Latest signs are promising from WANdisco (WAND:AIM). In an upbeat trading update the big data and application lifecycle management (PLM) company flags last quarter bookings up 97% to $6.1m and second half to 31 December bookings up 109% to $9.6 million, roughly double the equivalent periods in 2015. Pleasingly, hard graft on the cost base means cash burn has been slashed to $0.2m in Q4 from $6.9m a year ago.
The share price is up nearly 19% today at 266p, valuing the business at £93m. But there will be plenty of sceptics among investors.
WANdisco is the clever technology firm that has developed a clever way of instantly replicating digital content across many computer servers, no matter where they are in the world. This means IT projects can be worked on simultaneously from any where (helping organisations lower development costs) and provides instant back-ups if servers go down.
Been here before
This is a fallen star stock (details here). It initially captured the market's imagination in a big way, the share price soaring to peak at more than £15.00 in December 2013. It IPO'd in June 2012 at 180p.
The problem has been that growth has stubbornly refused to emerge. Revenues for 2015 were flat at about $11m and running costs of around $1m a month saw operating losses soar to $40m, prompting one analyst to say about the company that 'it's like watching a car crash in slow motion.'
Things to watch
But there are reasons to believe that WANdisco may have solved its growth dilemma, and these are the pointers investors need to watch. First, cash. The fourth quarter between October and December is typically the busiest period closing new business for software companies. So how much of the Q4 cash burn progress is down to lower running costs, how much from bumper upfront payments from new business.
The company has cash of $7.6m on the books (presumably net, although that's not totally clear) compared to $1.1m this time last year, but there was also a $15m placing in June. So how likely is another cash call?
Lastly, and I think most important to the firm's long-run chances of success, it has developed a growing partner network with big names now reselling its technology. These include giants IBM, Oracle and Amazon Web Services, and even more importantly, we have seen new business flow through as a result.

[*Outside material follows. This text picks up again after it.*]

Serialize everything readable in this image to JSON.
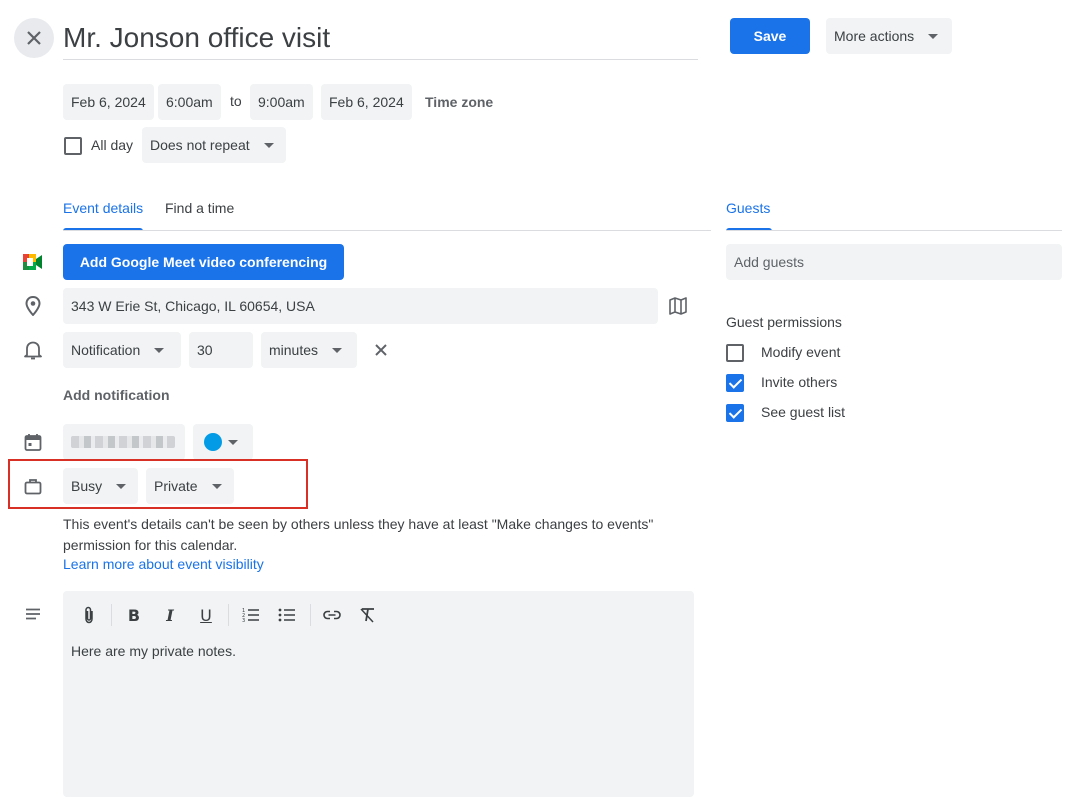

With a board room kerfuffle (read about that here) now behind it, management might at last be close to delivering on the company's early promise.